Isolate every line in the records below with "From" in it.
• • • • • • •
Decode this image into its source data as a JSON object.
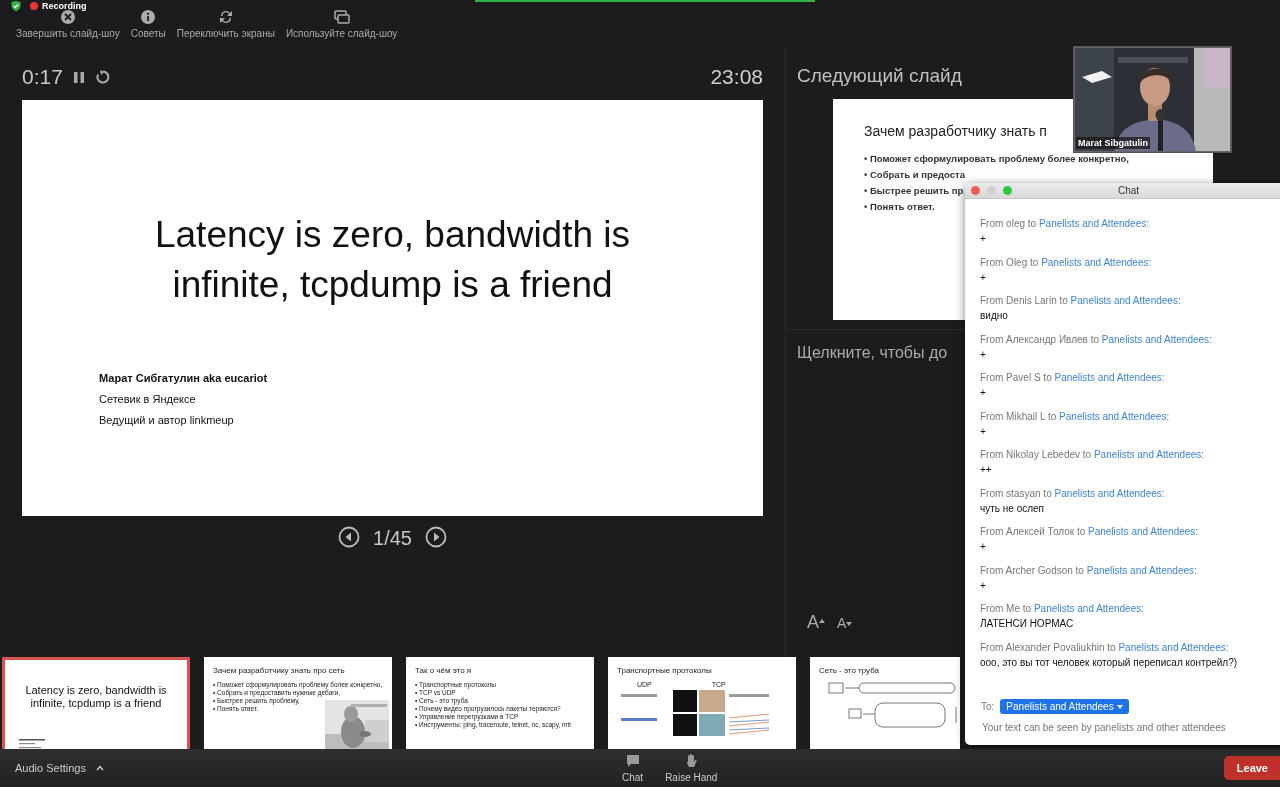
{
  "status": {
    "recording_label": "Recording"
  },
  "toolbar": [
    {
      "kind": "end",
      "label": "Завершить слайд-шоу"
    },
    {
      "kind": "tips",
      "label": "Советы"
    },
    {
      "kind": "swap",
      "label": "Переключить экраны"
    },
    {
      "kind": "display",
      "label": "Используйте слайд-шоу"
    }
  ],
  "presenter": {
    "elapsed": "0:17",
    "clock": "23:08",
    "slide_counter": "1/45",
    "current_slide": {
      "title": "Latency is zero, bandwidth is infinite, tcpdump is a friend",
      "author": "Марат Сибгатулин aka eucariot",
      "lines": [
        "Сетевик в Яндексе",
        "Ведущий и автор linkmeup"
      ]
    }
  },
  "next": {
    "heading": "Следующий слайд",
    "slide": {
      "title": "Зачем разработчику знать п",
      "bullets": [
        "• Поможет сформулировать проблему более конкретно,",
        "• Собрать и предоста",
        "• Быстрее решить пр",
        "• Понять ответ."
      ]
    },
    "notes_prompt": "Щелкните, чтобы до",
    "font_controls": [
      {
        "kind": "increase",
        "glyph": "A"
      },
      {
        "kind": "decrease",
        "glyph": "A"
      }
    ]
  },
  "thumbnails": [
    {
      "kind": "title",
      "selected": true,
      "title": "Latency is zero, bandwidth is infinite, tcpdump is a friend"
    },
    {
      "kind": "bullets",
      "selected": false,
      "title": "Зачем разработчику знать про сеть",
      "bullets": [
        "• Поможет сформулировать проблему более конкретно,",
        "• Собрать и предоставить нужные дебаги,",
        "• Быстрее решить проблему,",
        "• Понять ответ."
      ],
      "photo": true
    },
    {
      "kind": "bullets",
      "selected": false,
      "title": "Так о чём это я",
      "bullets": [
        "• Транспортные протоколы",
        "• TCP vs UDP",
        "• Сеть - это труба",
        "• Почему видео прогрузилось пакеты теряются?",
        "• Управление перегрузками в TCP",
        "• Инструменты: ping, traceroute, telnet, nc, scapy, mtr"
      ],
      "photo": false
    },
    {
      "kind": "protocols",
      "selected": false,
      "title": "Транспортные протоколы",
      "labels": [
        "UDP",
        "TCP"
      ]
    },
    {
      "kind": "pipe",
      "selected": false,
      "title": "Сеть - это труба"
    }
  ],
  "video": {
    "name": "Marat Sibgatulin"
  },
  "chat": {
    "title": "Chat",
    "messages": [
      {
        "from": "From oleg to",
        "recipient": "Panelists and Attendees:",
        "text": "+"
      },
      {
        "from": "From Oleg to",
        "recipient": "Panelists and Attendees:",
        "text": "+"
      },
      {
        "from": "From Denis Larin to",
        "recipient": "Panelists and Attendees:",
        "text": "видно"
      },
      {
        "from": "From Александр Ивлев to",
        "recipient": "Panelists and Attendees:",
        "text": "+"
      },
      {
        "from": "From Pavel S to",
        "recipient": "Panelists and Attendees:",
        "text": "+"
      },
      {
        "from": "From Mikhail L to",
        "recipient": "Panelists and Attendees:",
        "text": "+"
      },
      {
        "from": "From Nikolay Lebedev to",
        "recipient": "Panelists and Attendees:",
        "text": "++"
      },
      {
        "from": "From stasyan to",
        "recipient": "Panelists and Attendees:",
        "text": "чуть не ослеп"
      },
      {
        "from": "From Алексей Толок to",
        "recipient": "Panelists and Attendees:",
        "text": "+"
      },
      {
        "from": "From Archer Godson to",
        "recipient": "Panelists and Attendees:",
        "text": "+"
      },
      {
        "from": "From Me to",
        "recipient": "Panelists and Attendees:",
        "text": "ЛАТЕНСИ НОРМАС"
      },
      {
        "from": "From Alexander Povaliukhin to",
        "recipient": "Panelists and Attendees:",
        "text": "ооо, это вы тот человек который переписал контрейл?)"
      }
    ],
    "to_label": "To:",
    "recipient_choice": "Panelists and Attendees",
    "hint": "Your text can be seen by panelists and other attendees"
  },
  "bottom": {
    "audio": "Audio Settings",
    "buttons": [
      {
        "kind": "chat",
        "label": "Chat"
      },
      {
        "kind": "hand",
        "label": "Raise Hand"
      }
    ],
    "leave": "Leave"
  }
}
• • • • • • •
Task response:
        "from": "From oleg to",
        "from": "From Oleg to",
        "from": "From Denis Larin to",
        "from": "From Александр Ивлев to",
        "from": "From Pavel S to",
        "from": "From Mikhail L to",
        "from": "From Nikolay Lebedev to",
        "from": "From stasyan to",
        "from": "From Алексей Толок to",
        "from": "From Archer Godson to",
        "from": "From Me to",
        "from": "From Alexander Povaliukhin to",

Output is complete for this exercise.